= YOUR ASSIGNMENT =
Could you return each line below without altering a word?

=== Begin Enclosure ===

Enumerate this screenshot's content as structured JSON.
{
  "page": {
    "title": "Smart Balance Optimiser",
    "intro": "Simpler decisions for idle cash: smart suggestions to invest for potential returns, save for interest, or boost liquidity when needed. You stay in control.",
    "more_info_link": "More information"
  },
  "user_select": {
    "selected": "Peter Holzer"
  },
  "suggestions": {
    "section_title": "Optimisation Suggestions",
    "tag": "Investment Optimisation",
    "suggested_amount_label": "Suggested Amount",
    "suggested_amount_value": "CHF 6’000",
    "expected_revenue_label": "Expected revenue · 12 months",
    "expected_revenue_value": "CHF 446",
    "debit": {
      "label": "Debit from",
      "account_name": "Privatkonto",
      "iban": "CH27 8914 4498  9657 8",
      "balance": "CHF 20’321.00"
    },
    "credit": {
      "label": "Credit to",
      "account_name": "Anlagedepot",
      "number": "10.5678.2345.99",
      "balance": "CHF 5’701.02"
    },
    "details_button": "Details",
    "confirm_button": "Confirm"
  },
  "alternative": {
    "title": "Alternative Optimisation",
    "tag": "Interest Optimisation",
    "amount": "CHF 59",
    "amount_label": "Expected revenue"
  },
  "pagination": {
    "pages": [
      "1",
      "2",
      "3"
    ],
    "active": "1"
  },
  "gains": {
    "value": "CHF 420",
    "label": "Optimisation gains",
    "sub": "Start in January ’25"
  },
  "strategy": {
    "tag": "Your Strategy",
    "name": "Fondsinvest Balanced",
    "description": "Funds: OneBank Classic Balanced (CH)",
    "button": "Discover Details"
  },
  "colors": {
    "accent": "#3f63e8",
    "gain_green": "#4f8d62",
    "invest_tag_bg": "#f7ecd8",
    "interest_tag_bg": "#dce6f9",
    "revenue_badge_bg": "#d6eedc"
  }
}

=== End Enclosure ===

= FINISHED EXERCISE =
Enumerate this screenshot's content as structured JSON.
{
  "page": {
    "title": "Smart Balance Optimiser",
    "intro": "Simpler decisions for idle cash: smart suggestions to invest for potential returns, save for interest, or boost liquidity when needed. You stay in control.",
    "more_info_link": "More information"
  },
  "user_select": {
    "selected": "Peter Holzer"
  },
  "suggestions": {
    "section_title": "Optimisation Suggestions",
    "tag": "Investment Optimisation",
    "suggested_amount_label": "Suggested Amount",
    "suggested_amount_value": "CHF 6’000",
    "expected_revenue_label": "Expected revenue · 12 months",
    "expected_revenue_value": "CHF 446",
    "debit": {
      "label": "Debit from",
      "account_name": "Privatkonto",
      "iban": "CH27 8914 4498  9657 8",
      "balance": "CHF 20’321.00"
    },
    "credit": {
      "label": "Credit to",
      "account_name": "Anlagedepot",
      "number": "10.5678.2345.99",
      "balance": "CHF 5’701.02"
    },
    "details_button": "Details",
    "confirm_button": "Confirm"
  },
  "alternative": {
    "title": "Alternative Optimisation",
    "tag": "Interest Optimisation",
    "amount": "CHF 59",
    "amount_label": "Expected revenue"
  },
  "pagination": {
    "pages": [
      "1",
      "2",
      "3"
    ],
    "active": "1"
  },
  "gains": {
    "value": "CHF 420",
    "label": "Optimisation gains",
    "sub": "Start in January ’25"
  },
  "strategy": {
    "tag": "Your Strategy",
    "name": "Fondsinvest Balanced",
    "description": "Funds: OneBank Classic Balanced (CH)",
    "button": "Discover Details"
  },
  "colors": {
    "accent": "#3f63e8",
    "gain_green": "#4f8d62",
    "invest_tag_bg": "#f7ecd8",
    "interest_tag_bg": "#dce6f9",
    "revenue_badge_bg": "#d6eedc"
  }
}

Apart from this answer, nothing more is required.